“This is a positive result for our TCRC employees and their families, the 12,000-strong CP family, our customers and the entire Canadian economy,” says Keith Creel, CP’s president and CEO. “It is especially meaningful to achieve a four-year tentative agreement with our valued locomotive engineers and conductors, providing long-term stability for all parties involved.

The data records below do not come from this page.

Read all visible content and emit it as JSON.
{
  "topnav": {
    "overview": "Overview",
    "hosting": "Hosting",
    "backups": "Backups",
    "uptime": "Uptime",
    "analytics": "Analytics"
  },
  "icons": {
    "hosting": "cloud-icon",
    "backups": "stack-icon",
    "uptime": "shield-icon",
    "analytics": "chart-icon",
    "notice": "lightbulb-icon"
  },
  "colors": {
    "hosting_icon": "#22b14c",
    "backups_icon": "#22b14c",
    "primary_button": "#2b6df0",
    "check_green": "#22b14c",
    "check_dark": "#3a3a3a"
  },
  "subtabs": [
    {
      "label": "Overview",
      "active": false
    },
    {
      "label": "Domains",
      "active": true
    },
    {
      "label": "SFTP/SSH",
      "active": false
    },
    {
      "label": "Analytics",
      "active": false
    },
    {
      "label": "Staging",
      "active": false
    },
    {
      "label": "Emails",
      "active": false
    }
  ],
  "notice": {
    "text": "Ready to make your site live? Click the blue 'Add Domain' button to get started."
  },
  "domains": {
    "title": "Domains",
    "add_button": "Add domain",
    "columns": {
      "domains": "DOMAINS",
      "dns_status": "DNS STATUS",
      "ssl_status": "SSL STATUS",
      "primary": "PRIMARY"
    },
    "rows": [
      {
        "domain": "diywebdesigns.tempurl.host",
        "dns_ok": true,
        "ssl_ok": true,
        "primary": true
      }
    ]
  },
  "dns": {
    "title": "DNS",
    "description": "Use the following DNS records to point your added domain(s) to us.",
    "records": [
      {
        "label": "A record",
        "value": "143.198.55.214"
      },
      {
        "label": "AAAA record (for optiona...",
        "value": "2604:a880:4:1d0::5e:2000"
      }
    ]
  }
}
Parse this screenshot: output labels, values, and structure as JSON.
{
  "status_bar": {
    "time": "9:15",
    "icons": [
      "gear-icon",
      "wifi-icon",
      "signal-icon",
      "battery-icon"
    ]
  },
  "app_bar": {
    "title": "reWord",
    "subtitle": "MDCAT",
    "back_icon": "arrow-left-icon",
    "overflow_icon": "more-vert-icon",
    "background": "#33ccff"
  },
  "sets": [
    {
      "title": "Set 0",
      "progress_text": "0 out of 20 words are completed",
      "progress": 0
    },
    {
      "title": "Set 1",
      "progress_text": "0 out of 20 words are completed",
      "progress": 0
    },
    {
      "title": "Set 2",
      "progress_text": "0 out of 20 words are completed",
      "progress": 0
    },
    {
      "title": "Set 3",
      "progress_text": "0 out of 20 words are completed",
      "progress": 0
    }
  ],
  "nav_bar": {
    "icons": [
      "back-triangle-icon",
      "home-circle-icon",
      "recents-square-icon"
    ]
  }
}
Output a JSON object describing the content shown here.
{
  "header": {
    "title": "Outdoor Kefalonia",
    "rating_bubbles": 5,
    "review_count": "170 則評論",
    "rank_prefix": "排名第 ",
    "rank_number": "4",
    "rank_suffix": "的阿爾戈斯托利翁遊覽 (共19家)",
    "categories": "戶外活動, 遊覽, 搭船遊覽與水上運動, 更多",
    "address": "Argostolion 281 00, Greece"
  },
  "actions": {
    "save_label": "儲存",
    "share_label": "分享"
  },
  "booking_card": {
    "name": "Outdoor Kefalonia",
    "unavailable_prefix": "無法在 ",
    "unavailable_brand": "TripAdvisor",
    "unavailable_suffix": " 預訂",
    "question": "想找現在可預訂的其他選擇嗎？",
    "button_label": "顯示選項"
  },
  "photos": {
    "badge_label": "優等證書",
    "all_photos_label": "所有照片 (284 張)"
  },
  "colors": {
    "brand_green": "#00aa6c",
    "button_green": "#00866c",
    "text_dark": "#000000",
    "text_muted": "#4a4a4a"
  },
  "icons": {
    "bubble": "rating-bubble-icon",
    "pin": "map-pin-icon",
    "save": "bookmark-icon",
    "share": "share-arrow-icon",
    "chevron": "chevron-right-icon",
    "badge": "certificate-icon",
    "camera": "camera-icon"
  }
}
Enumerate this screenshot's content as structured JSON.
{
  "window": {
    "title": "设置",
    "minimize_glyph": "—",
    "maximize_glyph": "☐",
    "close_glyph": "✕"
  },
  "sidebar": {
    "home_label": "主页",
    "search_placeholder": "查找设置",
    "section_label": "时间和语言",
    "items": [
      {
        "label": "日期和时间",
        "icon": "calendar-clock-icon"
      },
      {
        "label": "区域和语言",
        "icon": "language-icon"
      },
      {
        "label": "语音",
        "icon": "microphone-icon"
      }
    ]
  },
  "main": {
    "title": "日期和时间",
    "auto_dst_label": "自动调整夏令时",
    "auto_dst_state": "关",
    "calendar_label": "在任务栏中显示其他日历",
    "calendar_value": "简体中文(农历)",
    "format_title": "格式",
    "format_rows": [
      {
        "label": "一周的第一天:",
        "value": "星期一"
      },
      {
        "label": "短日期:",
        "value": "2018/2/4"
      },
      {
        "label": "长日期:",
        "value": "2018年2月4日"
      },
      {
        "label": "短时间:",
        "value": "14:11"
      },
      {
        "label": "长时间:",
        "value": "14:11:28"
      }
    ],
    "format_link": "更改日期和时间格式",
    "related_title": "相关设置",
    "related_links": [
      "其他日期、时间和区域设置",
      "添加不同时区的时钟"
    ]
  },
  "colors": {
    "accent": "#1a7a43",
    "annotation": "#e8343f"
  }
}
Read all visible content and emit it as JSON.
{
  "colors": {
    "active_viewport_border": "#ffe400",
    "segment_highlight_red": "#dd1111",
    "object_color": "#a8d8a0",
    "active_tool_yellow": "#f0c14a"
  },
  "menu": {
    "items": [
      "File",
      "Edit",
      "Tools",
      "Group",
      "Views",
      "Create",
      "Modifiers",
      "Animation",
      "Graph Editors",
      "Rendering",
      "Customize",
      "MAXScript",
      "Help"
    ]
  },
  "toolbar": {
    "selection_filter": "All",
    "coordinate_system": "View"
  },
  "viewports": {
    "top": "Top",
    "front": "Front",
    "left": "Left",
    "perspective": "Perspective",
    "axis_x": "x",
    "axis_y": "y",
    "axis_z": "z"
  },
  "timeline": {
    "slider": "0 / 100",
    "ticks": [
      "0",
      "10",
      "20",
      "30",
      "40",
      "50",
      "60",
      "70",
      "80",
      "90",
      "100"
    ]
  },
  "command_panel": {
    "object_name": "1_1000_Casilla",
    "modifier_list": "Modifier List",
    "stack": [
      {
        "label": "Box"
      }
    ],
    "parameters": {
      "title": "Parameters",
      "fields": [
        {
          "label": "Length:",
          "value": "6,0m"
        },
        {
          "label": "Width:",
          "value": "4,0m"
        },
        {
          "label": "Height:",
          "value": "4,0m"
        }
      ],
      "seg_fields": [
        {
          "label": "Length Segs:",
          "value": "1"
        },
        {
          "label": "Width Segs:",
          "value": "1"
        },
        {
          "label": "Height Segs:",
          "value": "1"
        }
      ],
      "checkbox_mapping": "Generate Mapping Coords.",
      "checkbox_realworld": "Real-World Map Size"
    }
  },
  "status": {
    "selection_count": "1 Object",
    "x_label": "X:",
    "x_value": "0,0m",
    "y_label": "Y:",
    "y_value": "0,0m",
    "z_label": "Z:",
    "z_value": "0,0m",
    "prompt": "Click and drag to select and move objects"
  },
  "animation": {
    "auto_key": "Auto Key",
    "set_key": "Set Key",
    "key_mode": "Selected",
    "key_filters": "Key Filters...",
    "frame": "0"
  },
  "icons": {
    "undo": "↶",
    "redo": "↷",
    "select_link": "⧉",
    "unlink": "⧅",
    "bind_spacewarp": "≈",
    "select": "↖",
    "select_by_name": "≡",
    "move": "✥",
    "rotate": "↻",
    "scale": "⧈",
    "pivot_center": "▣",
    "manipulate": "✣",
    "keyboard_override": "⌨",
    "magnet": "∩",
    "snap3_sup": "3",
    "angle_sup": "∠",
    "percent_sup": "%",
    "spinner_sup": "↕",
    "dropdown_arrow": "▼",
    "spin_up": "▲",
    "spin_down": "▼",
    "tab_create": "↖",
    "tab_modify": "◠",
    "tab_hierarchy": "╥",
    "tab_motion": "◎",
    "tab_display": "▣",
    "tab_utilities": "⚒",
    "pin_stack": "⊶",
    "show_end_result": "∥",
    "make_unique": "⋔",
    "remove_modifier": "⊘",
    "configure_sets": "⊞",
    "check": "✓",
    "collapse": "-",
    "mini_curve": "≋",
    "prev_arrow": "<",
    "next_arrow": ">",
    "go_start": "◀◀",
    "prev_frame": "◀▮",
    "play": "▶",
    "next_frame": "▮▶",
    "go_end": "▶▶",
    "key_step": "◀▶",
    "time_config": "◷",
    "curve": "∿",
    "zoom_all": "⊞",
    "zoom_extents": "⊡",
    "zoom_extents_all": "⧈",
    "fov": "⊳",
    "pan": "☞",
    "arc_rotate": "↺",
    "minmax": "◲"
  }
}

This is a significant step toward a renewed positive relationship growing forward together serving our customers and the Canadian economy.”
The union is also thanking the federal government, including Prime Minister Justin Trudeau, for not intervening.
“Previous governments were all too eager to threaten back to work legislation, acting quickly on behalf of employers against workers and their unions,” says Finnson. “We thank the government for proving that collective bargaining can work when it’s allowed to.”
Several agriculture industry groups, including Grain Growers of Canada, the Canadian Oilseed Processors Association, and Fertilizer Canada, were calling on the federal government to act to keep CP trains rolling.
“The announcement today that the 3000 members of the Teamsters union will be back at work tomorrow, ending a work stoppage less than 24 hours old is good news for Canadian shippers,” says Jeff Neilsen, president of Grain Growers of Canada, in a statement welcoming the end of the strike. “With this positive news, and the recent passage of Bill C-49, grain farmers are excited about the opportunity that exists to have a rail transportation system that works for hard working farm families and the rural communities they live in.”